Written by Ezra Christopher

During the 2008 Democratic National Convention, several Pitt people sat among thousands in the night darkness of the Rockies, not far from Denver. On a 20-foot screen framed by soaring sandstone boulders, a short documentary about civil rights activists played. The Pitt viewers had already seen the video—they helped to produce it for the evening’s film competition.

On screen, the elongated image of activist Amelia Boynton-Robinson appeared. She was poised in her living room, wearing turquoise earrings and a purple blouse.

“People are beginning to realize that the color of the skin makes no difference whatsoever,” she said, her voice booming around the amphitheatre. “Because we are one race, and that’s the human race.”

While the video played, Pitt junior Peter Kusnic recalled filming Boynton-Robinson in her living room during a trip to the South. He listened to her talk about how police sprayed tear gas on her at the 1965 Bloody Sunday march, and he was awed that, at age 97, she was still advocating for equality as vice chair of The Schiller Institute, an international human rights organization.

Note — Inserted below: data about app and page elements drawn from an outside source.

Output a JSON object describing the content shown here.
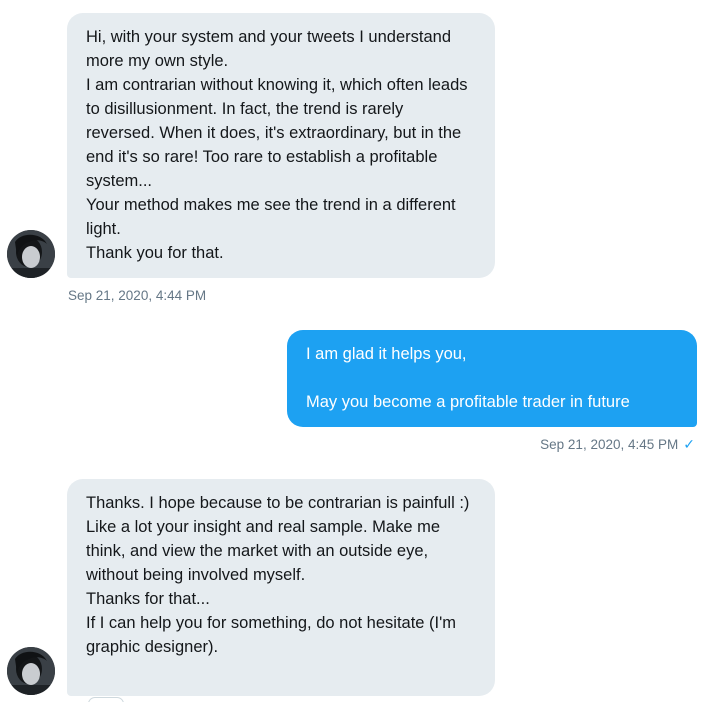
{
  "messages": [
    {
      "direction": "in",
      "text": "Hi, with your system and your tweets I understand more my own style.\nI am contrarian without knowing it, which often leads to disillusionment. In fact, the trend is rarely reversed. When it does, it's extraordinary, but in the end it's so rare! Too rare to establish a profitable system...\nYour method makes me see the trend in a different light.\nThank you for that.",
      "timestamp": "Sep 21, 2020, 4:44 PM"
    },
    {
      "direction": "out",
      "text": "I am glad it helps you,\n\nMay you become a profitable trader in future",
      "timestamp": "Sep 21, 2020, 4:45 PM",
      "status_icon": "checkmark-icon",
      "status_glyph": "✓"
    },
    {
      "direction": "in",
      "text": "Thanks. I hope because to be contrarian is painfull :)\nLike a lot your insight and real sample. Make me think, and view the market with an outside eye, without being involved myself.\nThanks for that...\nIf I can help you for something, do not hesitate (I'm graphic designer).",
      "timestamp": ""
    }
  ],
  "colors": {
    "incoming_bubble": "#e6ecf0",
    "outgoing_bubble": "#1da1f2",
    "timestamp_text": "#657786",
    "check_icon": "#1da1f2"
  }
}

Kusnic, an English major, met Boynton-Robinson through a summer film course on the U.S. civil rights movement taught by Pitt adjunct professor Jen Saffron and supported by an Amizade service-learning program. For an oral history film project, he and students Gary Wingfield Jr., Andrea Zimmer, Erin Lanzendorfer, Elaina O’Brien, Keith DeVries, and Nick Moreland (from American University) traveled to Alabama and Georgia to interview advocates and church leaders who witnessed the historical bus boycotts and marches in the 1950s and ’60s. Monica Cwynar (SOC WK ’07) was the course facilitator, helping students deal with emotions evoked by the intense material.

The students edited 25 hours of raw film into a five-minute video called Democracy: A Steady, Loving Confrontation. Then they entered the video in the national Cinemocracy Film Festival competition, “How Do You Define Democracy?,” sponsored by the Denver Film Society and the Democratic National Convention host committee.

That night, during the convention, the video was shown as one of the festival’s top 10 films, selected from a pool of 112 entries. When the video ended, there was silence. Then the crowd erupted into fervent applause. Kusnic and his classmates clapped along, wowed by the reaction. The film won the top prize in the national competition.